_About this exercise_.
Using the data that follows, give the number of lines where the string "Bars" occurs, and nothing else.

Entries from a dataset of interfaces

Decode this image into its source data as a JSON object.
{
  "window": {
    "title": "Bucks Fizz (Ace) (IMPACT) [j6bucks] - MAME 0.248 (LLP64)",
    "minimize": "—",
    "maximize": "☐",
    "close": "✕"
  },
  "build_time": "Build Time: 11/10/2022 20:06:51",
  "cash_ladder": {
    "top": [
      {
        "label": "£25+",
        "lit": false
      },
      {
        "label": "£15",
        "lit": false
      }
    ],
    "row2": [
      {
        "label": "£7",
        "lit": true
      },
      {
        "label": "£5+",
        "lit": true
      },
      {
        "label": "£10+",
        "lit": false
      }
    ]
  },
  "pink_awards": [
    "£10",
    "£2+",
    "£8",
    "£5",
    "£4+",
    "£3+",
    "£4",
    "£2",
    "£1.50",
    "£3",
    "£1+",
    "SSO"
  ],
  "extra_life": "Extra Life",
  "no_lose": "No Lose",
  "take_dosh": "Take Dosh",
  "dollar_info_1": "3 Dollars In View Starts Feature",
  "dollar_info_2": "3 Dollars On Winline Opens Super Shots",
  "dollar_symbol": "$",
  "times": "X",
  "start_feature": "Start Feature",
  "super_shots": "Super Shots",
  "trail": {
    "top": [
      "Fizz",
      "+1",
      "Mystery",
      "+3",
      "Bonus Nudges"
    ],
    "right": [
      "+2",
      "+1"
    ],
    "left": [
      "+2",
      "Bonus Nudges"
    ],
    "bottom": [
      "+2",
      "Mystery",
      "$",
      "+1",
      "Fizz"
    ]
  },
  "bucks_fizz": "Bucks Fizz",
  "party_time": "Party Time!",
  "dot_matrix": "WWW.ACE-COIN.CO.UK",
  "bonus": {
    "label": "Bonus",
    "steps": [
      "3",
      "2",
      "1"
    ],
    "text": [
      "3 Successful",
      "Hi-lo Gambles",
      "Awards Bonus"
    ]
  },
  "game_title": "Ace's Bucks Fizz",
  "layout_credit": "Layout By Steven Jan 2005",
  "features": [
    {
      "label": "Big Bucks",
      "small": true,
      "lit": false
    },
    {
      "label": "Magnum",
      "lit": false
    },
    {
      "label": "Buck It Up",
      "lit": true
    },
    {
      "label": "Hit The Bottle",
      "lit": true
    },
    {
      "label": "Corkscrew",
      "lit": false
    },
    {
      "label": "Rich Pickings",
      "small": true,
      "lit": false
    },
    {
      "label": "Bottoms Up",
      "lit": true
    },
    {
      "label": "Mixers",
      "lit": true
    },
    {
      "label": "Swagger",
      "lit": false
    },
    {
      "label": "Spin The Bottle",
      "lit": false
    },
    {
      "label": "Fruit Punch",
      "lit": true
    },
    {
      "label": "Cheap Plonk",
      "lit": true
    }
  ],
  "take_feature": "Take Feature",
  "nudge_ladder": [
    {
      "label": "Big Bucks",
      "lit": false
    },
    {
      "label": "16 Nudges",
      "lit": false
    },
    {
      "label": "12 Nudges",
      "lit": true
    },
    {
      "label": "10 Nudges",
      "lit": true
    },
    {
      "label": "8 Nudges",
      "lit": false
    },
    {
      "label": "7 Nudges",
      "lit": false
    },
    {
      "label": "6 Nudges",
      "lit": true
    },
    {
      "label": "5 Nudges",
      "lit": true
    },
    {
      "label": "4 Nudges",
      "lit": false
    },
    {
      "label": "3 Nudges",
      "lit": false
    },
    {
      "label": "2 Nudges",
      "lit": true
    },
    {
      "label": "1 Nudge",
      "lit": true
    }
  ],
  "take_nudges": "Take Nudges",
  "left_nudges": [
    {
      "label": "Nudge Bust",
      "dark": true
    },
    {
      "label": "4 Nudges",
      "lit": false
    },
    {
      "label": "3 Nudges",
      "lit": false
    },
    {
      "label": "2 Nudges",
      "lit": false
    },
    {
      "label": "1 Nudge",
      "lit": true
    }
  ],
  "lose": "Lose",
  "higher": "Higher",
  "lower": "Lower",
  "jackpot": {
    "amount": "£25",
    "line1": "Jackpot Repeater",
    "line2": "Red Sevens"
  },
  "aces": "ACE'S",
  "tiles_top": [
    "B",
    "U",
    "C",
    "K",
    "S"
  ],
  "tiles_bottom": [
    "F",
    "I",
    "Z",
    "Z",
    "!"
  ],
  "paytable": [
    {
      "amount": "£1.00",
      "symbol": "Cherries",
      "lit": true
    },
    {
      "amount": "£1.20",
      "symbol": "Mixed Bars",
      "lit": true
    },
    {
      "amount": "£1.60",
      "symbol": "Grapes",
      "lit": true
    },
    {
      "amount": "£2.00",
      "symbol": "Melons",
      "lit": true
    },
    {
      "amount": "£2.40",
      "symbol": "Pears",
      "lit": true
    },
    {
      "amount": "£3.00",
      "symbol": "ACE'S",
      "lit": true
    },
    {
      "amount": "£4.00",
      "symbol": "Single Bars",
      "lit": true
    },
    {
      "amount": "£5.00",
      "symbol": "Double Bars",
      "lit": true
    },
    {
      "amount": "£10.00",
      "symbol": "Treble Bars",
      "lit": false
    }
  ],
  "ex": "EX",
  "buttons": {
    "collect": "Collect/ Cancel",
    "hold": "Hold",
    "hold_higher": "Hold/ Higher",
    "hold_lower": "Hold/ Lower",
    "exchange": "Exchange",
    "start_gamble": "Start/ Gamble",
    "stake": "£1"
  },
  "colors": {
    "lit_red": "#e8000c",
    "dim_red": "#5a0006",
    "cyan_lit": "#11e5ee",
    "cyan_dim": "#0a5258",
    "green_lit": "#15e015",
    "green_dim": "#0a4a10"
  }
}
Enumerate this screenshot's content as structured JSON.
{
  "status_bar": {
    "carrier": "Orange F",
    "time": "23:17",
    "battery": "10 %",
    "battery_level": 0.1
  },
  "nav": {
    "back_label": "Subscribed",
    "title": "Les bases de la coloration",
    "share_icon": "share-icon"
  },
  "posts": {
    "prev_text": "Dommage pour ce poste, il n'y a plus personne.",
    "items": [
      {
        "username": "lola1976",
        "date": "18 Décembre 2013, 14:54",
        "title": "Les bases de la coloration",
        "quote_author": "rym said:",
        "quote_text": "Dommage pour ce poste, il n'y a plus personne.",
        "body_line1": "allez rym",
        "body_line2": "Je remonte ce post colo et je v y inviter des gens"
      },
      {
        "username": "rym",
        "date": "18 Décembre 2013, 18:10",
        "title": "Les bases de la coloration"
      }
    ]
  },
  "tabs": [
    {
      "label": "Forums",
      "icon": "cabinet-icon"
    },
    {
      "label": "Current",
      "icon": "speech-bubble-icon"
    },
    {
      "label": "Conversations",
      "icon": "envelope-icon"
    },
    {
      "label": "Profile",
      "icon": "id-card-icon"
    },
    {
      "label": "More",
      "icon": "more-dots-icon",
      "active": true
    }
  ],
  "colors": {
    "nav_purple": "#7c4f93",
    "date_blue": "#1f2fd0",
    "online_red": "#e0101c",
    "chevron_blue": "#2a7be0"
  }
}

_Answer space_.
4